* Brief
Copy each line from the records below in which the word "Artan" is found.

------ Data supplied

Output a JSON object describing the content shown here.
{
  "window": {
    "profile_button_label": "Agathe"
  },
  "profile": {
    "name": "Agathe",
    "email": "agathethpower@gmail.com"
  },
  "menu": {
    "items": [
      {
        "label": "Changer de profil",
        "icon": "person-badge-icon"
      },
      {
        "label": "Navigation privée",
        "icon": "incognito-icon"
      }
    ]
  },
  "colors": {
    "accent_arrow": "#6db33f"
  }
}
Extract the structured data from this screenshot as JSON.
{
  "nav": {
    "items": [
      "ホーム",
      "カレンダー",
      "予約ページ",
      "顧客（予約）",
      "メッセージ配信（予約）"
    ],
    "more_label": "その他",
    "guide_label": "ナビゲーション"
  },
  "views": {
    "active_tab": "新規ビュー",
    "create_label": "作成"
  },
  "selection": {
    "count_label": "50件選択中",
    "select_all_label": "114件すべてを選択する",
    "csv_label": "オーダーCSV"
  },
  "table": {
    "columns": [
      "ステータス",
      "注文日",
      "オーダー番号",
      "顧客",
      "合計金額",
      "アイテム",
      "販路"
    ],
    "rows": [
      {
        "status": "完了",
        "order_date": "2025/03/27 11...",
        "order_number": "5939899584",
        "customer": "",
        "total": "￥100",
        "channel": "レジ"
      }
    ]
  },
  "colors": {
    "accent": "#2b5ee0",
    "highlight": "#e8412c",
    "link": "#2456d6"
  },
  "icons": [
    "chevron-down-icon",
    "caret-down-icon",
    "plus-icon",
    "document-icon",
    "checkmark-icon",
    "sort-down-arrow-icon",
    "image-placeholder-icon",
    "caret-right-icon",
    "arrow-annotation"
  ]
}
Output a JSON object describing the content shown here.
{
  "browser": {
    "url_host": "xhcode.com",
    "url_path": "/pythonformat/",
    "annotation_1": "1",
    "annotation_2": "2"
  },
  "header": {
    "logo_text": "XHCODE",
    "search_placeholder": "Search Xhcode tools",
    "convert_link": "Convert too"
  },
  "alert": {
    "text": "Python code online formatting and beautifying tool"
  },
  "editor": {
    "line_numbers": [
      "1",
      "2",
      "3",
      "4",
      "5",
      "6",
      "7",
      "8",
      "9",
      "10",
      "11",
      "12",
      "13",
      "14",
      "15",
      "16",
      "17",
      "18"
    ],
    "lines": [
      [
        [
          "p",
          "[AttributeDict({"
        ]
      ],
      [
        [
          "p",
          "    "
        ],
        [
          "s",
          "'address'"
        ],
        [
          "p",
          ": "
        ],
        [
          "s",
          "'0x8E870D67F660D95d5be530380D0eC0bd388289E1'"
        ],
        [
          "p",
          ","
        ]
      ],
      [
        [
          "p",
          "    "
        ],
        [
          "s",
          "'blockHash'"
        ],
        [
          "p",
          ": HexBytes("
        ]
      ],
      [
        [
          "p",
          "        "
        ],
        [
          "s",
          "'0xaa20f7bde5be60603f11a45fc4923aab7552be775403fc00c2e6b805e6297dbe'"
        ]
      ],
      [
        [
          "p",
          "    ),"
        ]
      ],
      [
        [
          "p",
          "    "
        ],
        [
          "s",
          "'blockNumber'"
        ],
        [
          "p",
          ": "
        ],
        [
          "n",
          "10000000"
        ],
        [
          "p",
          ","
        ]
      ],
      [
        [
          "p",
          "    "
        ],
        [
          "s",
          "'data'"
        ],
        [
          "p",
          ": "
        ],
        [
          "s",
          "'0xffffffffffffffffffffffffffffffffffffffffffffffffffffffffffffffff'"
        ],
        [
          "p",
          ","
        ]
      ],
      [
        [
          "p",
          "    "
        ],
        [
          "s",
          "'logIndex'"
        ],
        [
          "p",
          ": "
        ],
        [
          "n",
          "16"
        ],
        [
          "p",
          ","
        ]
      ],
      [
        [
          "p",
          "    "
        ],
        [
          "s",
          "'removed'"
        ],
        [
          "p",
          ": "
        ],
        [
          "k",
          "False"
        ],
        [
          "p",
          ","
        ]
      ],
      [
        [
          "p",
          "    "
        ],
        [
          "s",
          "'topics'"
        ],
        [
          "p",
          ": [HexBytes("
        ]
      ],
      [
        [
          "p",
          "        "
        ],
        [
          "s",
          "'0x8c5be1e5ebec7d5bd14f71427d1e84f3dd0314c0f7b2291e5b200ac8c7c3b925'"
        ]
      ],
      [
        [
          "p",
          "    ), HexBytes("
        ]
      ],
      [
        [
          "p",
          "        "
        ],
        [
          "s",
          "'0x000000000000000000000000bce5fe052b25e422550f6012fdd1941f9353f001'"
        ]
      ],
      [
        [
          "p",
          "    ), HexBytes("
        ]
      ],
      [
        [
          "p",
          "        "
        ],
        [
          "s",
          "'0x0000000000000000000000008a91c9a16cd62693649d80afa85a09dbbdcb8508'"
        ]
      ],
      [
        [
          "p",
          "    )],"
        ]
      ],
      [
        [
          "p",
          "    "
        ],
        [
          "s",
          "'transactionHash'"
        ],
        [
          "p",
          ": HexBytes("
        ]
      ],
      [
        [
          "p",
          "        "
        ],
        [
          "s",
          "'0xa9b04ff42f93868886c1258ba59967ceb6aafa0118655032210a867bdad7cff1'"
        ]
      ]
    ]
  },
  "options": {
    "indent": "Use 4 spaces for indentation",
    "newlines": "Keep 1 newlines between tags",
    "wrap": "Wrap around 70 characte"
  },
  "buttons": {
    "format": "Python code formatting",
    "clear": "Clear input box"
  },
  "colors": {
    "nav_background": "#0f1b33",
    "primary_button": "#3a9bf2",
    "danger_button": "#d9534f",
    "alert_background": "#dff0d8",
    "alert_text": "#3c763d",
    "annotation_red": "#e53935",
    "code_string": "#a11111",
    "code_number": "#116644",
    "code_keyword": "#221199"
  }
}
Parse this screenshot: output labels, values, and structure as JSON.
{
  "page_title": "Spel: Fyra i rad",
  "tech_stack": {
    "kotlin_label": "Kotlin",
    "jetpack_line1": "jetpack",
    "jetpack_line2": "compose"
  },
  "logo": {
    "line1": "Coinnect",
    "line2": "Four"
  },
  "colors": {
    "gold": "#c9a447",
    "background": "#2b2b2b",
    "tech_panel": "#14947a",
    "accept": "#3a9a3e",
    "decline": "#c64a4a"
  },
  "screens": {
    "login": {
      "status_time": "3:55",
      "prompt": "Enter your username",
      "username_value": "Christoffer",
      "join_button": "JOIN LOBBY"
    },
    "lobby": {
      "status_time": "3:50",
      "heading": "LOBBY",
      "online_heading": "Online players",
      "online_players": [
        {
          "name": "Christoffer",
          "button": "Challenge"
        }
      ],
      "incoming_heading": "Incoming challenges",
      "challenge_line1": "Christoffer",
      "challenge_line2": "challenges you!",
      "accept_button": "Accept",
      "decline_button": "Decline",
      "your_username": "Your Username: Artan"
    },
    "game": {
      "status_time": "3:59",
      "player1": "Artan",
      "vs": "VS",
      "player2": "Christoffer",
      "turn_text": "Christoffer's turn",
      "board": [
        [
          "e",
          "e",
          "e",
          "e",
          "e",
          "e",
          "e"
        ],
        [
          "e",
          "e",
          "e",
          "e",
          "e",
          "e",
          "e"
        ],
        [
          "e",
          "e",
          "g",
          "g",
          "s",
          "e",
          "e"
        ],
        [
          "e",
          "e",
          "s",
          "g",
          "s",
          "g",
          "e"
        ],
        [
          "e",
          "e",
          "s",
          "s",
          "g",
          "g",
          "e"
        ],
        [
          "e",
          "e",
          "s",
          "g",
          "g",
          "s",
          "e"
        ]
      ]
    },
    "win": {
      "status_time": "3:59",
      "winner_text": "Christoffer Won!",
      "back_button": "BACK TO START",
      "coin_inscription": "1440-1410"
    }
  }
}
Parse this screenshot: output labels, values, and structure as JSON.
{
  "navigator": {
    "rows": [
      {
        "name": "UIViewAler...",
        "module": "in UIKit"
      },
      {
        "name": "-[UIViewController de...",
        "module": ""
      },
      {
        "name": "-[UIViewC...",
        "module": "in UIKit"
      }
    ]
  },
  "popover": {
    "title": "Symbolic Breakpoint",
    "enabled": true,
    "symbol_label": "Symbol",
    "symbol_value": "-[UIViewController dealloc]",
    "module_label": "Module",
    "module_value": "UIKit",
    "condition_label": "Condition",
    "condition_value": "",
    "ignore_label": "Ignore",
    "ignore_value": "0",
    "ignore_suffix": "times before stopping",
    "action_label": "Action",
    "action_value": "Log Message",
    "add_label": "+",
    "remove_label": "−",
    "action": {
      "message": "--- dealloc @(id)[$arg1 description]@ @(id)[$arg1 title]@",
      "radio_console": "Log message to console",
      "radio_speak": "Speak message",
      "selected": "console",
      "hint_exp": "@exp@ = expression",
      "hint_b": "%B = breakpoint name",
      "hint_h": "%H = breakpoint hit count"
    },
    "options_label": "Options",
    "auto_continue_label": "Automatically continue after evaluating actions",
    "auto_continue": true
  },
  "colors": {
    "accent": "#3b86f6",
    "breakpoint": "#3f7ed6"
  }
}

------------

* Answer to the exercise
      "your_username": "Your Username: Artan"
      "player1": "Artan",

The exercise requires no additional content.